4.5 out of 5 reels
Well, that’s my weekend viewing roundup. How ’bout you, seen anything good?
I haven’t done a 007Chatter nor poster post in a while, so might as well hit two birds with one stone. Besides, when I saw this last week I just couldn’t resist sharing them. Thanks to The Huffington Post for the tip. These minimalist posters were designed by the creative duo Clif Watson and Maria Taylor of Herring & Haggis design company.
23 James Bond Films, 23 Days, 23 Poster Designs.
Each day, leading up to the U.S. premiere of Skyfall, we watched a film from the 50th Anniversary blu-ray collection and created a poster design for it.
Here’s what they came up with for Skyfall:
I LOVE the organic simplicity of the design, it’s decidedly un-Bond-like, forgoing the usual stereotypes of the glitz and glamor of the super spy. Watson was quoted by the HP article said this about their approach on the design: “We agreed early on that we would avoid the typical Bond marketing subject matter. No girls, cars, guns or martini glasses allowed!”
Primarily a typographical and color exercise, each design utilizes a map to highlight the key location from 007’s mission. What a brilliant idea! Very clever and creative, I love how the use of colors also convey the mood of each film.
Here are additional favorites of mine from their collection [click on thumbnail to see a larger version]:
The posters are no longer available to purchase, unfortunately. But you can view the entire poster collection on their site: 007.herringhaggis.com.
Fans are getting more and more creative in designing posters of their favorite films. Here are more beautiful fan-made ones I found on Skyfall:
I also love this illustrations of all the Bond actors I found on Filmofilia site. Not sure who created it, but it’s one of the best I’ve seen and each Bond sketch actually resembles the actual actor, which is quite a feat. Even in a form of a drawing I still love Timothy Dalton most 😉
Anyway, I’m quite looking forward to the Bond 50th Anniversary tribute at the Oscar ceremony this year. Not sure what’s actually going to be featured or whether all of the Bond actors will be there [oh wouldn’t that be nice?], but for sure new mama Adele is going to sing the Skyfall theme song! Does this mean Roger Deakins would finally win an Oscar in his 10th nominations? I sure hope so!

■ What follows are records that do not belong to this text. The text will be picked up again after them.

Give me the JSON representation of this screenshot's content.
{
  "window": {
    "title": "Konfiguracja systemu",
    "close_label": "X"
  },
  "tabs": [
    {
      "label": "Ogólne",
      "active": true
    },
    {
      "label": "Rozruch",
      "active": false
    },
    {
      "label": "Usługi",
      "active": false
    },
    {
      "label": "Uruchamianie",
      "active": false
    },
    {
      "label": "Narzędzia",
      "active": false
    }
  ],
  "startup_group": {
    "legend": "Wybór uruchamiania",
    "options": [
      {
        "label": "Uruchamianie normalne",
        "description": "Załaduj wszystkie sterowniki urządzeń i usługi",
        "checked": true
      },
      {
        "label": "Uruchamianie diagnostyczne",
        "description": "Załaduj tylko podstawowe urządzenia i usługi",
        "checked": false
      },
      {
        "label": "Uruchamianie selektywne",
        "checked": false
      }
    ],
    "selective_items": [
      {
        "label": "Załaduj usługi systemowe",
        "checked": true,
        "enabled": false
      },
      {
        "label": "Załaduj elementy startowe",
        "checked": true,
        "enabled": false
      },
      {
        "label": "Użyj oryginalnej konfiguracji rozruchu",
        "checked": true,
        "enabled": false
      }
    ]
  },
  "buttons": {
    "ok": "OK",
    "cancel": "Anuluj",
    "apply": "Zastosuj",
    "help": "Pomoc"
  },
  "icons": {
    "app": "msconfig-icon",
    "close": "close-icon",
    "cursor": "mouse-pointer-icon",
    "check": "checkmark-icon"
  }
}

Well hope you’ve enjoyed these posters. Which ones do you like best?